Reproduce the data exactly. Omit no record.

═════ Records for the task

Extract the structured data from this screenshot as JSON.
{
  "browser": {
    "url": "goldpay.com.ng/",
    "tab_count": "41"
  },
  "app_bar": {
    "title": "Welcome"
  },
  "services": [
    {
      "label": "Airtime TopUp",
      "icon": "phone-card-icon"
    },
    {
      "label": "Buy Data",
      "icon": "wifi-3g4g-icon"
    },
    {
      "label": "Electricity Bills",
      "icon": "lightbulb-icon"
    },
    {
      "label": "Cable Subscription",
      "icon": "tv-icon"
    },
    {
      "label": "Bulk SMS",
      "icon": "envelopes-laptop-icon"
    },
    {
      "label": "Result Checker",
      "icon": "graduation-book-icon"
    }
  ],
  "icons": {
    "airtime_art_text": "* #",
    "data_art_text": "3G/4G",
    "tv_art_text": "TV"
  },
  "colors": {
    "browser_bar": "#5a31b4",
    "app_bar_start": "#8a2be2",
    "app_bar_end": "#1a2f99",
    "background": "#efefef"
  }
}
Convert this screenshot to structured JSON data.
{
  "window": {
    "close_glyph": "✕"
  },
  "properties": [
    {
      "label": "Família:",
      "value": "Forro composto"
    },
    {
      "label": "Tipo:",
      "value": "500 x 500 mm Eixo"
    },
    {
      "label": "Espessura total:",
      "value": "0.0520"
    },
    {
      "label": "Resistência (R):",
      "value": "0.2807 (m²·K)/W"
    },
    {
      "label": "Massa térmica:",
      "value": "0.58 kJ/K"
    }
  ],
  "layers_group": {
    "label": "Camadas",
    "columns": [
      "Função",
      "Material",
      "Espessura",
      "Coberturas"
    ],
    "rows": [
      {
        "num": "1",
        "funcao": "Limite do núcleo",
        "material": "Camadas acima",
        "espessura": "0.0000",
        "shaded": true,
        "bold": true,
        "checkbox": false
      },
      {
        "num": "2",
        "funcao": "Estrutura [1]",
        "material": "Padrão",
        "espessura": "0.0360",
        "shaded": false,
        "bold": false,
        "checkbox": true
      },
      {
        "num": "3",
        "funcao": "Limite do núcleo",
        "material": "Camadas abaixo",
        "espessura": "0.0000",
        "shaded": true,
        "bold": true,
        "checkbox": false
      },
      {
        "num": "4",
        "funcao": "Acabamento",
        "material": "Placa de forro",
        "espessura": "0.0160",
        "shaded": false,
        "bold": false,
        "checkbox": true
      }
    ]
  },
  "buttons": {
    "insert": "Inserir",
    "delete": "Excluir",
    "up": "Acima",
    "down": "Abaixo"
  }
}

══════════

• [Answer to the exercise]
Extract the structured data from this screenshot as JSON.
{
  "browser": {
    "url": "goldpay.com.ng/",
    "tab_count": "41"
  },
  "app_bar": {
    "title": "Welcome"
  },
  "services": [
    {
      "label": "Airtime TopUp",
      "icon": "phone-card-icon"
    },
    {
      "label": "Buy Data",
      "icon": "wifi-3g4g-icon"
    },
    {
      "label": "Electricity Bills",
      "icon": "lightbulb-icon"
    },
    {
      "label": "Cable Subscription",
      "icon": "tv-icon"
    },
    {
      "label": "Bulk SMS",
      "icon": "envelopes-laptop-icon"
    },
    {
      "label": "Result Checker",
      "icon": "graduation-book-icon"
    }
  ],
  "icons": {
    "airtime_art_text": "* #",
    "data_art_text": "3G/4G",
    "tv_art_text": "TV"
  },
  "colors": {
    "browser_bar": "#5a31b4",
    "app_bar_start": "#8a2be2",
    "app_bar_end": "#1a2f99",
    "background": "#efefef"
  }
}
Convert this screenshot to structured JSON data.
{
  "window": {
    "close_glyph": "✕"
  },
  "properties": [
    {
      "label": "Família:",
      "value": "Forro composto"
    },
    {
      "label": "Tipo:",
      "value": "500 x 500 mm Eixo"
    },
    {
      "label": "Espessura total:",
      "value": "0.0520"
    },
    {
      "label": "Resistência (R):",
      "value": "0.2807 (m²·K)/W"
    },
    {
      "label": "Massa térmica:",
      "value": "0.58 kJ/K"
    }
  ],
  "layers_group": {
    "label": "Camadas",
    "columns": [
      "Função",
      "Material",
      "Espessura",
      "Coberturas"
    ],
    "rows": [
      {
        "num": "1",
        "funcao": "Limite do núcleo",
        "material": "Camadas acima",
        "espessura": "0.0000",
        "shaded": true,
        "bold": true,
        "checkbox": false
      },
      {
        "num": "2",
        "funcao": "Estrutura [1]",
        "material": "Padrão",
        "espessura": "0.0360",
        "shaded": false,
        "bold": false,
        "checkbox": true
      },
      {
        "num": "3",
        "funcao": "Limite do núcleo",
        "material": "Camadas abaixo",
        "espessura": "0.0000",
        "shaded": true,
        "bold": true,
        "checkbox": false
      },
      {
        "num": "4",
        "funcao": "Acabamento",
        "material": "Placa de forro",
        "espessura": "0.0160",
        "shaded": false,
        "bold": false,
        "checkbox": true
      }
    ]
  },
  "buttons": {
    "insert": "Inserir",
    "delete": "Excluir",
    "up": "Acima",
    "down": "Abaixo"
  }
}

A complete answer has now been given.